_Aim of the exercise_
After counting the lines below that hold the word "thumb", reply with the count and nothing else.

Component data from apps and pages
....................

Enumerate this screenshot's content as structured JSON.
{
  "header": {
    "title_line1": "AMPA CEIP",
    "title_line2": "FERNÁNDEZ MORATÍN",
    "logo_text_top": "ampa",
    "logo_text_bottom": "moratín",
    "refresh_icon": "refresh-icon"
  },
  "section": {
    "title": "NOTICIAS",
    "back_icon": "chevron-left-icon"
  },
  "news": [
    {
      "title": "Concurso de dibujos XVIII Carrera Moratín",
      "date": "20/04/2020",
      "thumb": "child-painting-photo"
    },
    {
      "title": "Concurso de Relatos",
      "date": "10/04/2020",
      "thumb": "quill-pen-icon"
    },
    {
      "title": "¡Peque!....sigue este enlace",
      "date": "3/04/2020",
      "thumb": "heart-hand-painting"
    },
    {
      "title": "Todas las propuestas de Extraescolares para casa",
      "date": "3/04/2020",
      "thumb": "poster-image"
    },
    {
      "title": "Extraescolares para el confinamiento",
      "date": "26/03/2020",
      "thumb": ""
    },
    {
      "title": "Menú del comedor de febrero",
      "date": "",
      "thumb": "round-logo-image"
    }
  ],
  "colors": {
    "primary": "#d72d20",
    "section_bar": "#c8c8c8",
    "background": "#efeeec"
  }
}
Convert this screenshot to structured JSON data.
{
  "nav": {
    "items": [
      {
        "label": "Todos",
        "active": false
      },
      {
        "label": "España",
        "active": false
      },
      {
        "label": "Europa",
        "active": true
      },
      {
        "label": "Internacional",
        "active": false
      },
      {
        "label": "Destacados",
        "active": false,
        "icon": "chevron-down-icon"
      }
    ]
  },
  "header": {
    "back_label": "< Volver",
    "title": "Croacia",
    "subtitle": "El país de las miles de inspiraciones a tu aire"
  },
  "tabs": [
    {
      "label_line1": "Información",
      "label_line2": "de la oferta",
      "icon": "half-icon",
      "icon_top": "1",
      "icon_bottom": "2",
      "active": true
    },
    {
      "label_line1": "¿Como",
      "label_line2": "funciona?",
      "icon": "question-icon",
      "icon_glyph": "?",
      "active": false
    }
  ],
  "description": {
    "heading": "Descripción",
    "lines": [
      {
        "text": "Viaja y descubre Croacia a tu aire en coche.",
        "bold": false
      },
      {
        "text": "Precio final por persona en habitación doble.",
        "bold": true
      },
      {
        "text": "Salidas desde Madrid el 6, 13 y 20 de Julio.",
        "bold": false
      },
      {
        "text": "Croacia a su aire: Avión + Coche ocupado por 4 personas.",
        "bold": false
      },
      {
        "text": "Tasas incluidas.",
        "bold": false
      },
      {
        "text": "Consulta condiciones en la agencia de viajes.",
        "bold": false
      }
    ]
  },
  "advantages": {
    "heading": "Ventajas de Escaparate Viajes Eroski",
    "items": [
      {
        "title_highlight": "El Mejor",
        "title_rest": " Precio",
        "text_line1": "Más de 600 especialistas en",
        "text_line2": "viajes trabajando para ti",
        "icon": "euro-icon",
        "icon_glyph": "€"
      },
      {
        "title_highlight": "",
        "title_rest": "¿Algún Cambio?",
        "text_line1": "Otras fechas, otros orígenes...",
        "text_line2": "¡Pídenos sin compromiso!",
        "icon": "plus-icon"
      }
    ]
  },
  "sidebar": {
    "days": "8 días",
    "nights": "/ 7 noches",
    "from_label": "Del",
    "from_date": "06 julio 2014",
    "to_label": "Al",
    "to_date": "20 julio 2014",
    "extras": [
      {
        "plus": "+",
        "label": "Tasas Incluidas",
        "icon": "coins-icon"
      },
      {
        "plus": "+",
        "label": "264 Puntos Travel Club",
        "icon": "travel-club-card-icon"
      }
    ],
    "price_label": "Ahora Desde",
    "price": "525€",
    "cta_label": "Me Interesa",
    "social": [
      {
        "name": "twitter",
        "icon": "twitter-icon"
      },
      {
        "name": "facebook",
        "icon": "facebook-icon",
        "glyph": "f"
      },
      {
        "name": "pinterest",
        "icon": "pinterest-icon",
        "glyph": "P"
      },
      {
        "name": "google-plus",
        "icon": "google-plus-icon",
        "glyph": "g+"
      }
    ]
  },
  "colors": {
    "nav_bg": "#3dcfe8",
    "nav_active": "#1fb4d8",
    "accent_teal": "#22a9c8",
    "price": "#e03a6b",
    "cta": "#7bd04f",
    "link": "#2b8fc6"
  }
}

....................

_Answer box_
6